Recurring pneumonia with repeated hospitalizations. Fever and fatigue. A persistent rash.

Could the cause of these symptoms be an undiagnosed HIV infection? Possibly. Data show that testing more people for HIV may be instrumental in reducing inpatient readmissions, treating HIV before it becomes full-blown AIDS, reducing health inequity, and lowering overall health care costs.

As with any medical test, cost is a factor. When it comes to diagnosing HIV, the tests are relatively inexpensive, easy to administer and quick to deliver results. To assist hospitals, the Health Research & Educational Trust, an affiliate of the American Hospital Association, has produced a free downloadable toolkit on HIV testing and screening costs and reimbursement. The package of tools, available at www.hret.org/hiv-cost, helps providers that want to start or expand a routine HIV-screening or diagnostic-testing program.

Prevalence of Late or Unknown HIV Diagnoses

According to the Centers for Disease Control and Prevention, approximately 1 in 5 of the 1.1 million people in the United States who are infected with HIV are unaware of their status. Many HIV diagnoses are made long after the infection has occurred and within months of an AIDS diagnosis. Studies show that late diagnoses may occur after infected patients have had repeated encounters with the health care system — visiting clinics and receiving treatment in emergency departments and inpatient units.

The CDC recommends that everyone ages 13 to 64 be screened for HIV at least once, and that screening take place in all health care settings. Patients at high risk for HIV infection should be screened annually if not more frequently. One of the high-risk factors is living in a community where at least 1 in 1,000 people is infected with HIV. But how many hospitals, physicians and clinics know the HIV prevalence rates of their patient population?

The Case for Routine HIV Screening

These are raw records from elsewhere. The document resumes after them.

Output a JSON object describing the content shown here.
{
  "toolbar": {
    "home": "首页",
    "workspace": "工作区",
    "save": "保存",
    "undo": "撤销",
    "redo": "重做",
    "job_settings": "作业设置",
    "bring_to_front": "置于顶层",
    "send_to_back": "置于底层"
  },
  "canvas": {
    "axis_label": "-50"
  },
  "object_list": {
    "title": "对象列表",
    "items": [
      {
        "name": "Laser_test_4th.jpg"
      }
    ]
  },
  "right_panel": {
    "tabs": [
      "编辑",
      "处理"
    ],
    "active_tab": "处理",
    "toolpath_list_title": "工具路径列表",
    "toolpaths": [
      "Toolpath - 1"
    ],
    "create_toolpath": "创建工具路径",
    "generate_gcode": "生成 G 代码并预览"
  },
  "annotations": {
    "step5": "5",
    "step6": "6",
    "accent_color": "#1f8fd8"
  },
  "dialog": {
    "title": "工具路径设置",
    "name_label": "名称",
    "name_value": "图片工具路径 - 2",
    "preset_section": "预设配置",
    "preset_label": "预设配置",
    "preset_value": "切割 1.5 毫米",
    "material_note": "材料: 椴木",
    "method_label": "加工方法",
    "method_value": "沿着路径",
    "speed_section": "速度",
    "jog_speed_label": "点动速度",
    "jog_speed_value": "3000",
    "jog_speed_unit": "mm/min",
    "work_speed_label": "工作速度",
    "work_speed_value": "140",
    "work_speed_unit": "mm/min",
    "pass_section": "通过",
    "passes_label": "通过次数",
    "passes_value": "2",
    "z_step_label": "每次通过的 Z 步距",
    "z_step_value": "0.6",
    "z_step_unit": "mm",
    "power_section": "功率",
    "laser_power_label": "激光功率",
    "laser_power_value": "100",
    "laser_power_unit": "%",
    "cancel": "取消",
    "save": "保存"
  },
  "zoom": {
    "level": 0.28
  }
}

Routine screening — that is, performing an HIV test for all persons in a defined population — can assist communities in assessing their HIV-prevalence rates. Besides becoming a standard of care, most notably for expectant mothers, HIV testing is becoming part of routine care, and testing is becoming more accessible. Many states are streamlining their HIV testing processes, no longer requiring separate written informed consent or pre- and posttest counseling. (To view your state's testing requirements, visit http://nccc.ucsf.edu/clinical-resources/hiv-aids-resources/state-hiv-testing-laws/.)

Routine testing helps mitigate the stigma that for too long was associated with being HIV-positive. Studies also show that once HIV-infected individuals learn their status, they change their behaviors and take precautions to reduce the chance of transmitting the virus to others. In addition, with advances in treatment, those who are infected can lead long, otherwise healthy lives and bear healthy, uninfected babies.

Clinic managers may want to screen routinely all patients exhibiting such HIV symptoms as fatigue, sore throat, fever or rash. Or a medical inpatient unit manager may wish to order an HIV test for all patients with pneumonia.

Cost and Reimbursement Toolkit

The HIV Testing and Screening Cost and Reimbursement Toolkit can help estimate monthly test costs and maximize reimbursement potential, based on each provider's payer mix. The toolkit includes:

  • a chart highlighting which payers (public and private) reimburse for testing and screening
  • a cost calculator to estimate expenses and revenue of a testing program
  • a summary of key issues, questions and resources, including:
  • quality improvement ramifications
  • benefits of early diagnosis
  • community benefit potential

The reduction of AIDS-related deaths in the United States often is hailed as a public health success story. However, the data show that diligence should remain a priority, given that an individual is infected with HIV every 9 ½ minutes in this country. The CDC estimates that every year about 200 children in the United States are born infected with HIV, down from 1,650 in the early 1990s. However, in recent years in the United States, some 8,000 HIV-infected women bear children and some 13,000 to 16,000 people with an AIDS diagnosis die annually.

HIV and AIDS statistics in the United States also paint a picture of racial and ethnic inequity. The CDC reports that although 13 percent of the population is black, of the newly diagnosed HIV-infected individuals, 65 percent of the females are black and 45 percent of the males are black. And AIDS is the number one cause of death for African-American women ages 25 to 44.

Whether the goal is to reduce opportunistic infections, mitigate racial inequity, decrease readmissions or lower costs of uncompensated care, the HIV Testing and Screening Cost and Reimbursement Toolkit is a resource that providers can use to improve the health of their communities.

Joan M. Miller, M.H.A., is the executive director of the Association for Healthcare Volunteer Resource Professionals, an AHA affiliate. She previously directed projects on HIV and perinatal prevention for HRET.

For more information on HRET's HIV projects, contact HRET researcher H. Awo Osei-Anto at hanto@aha.org.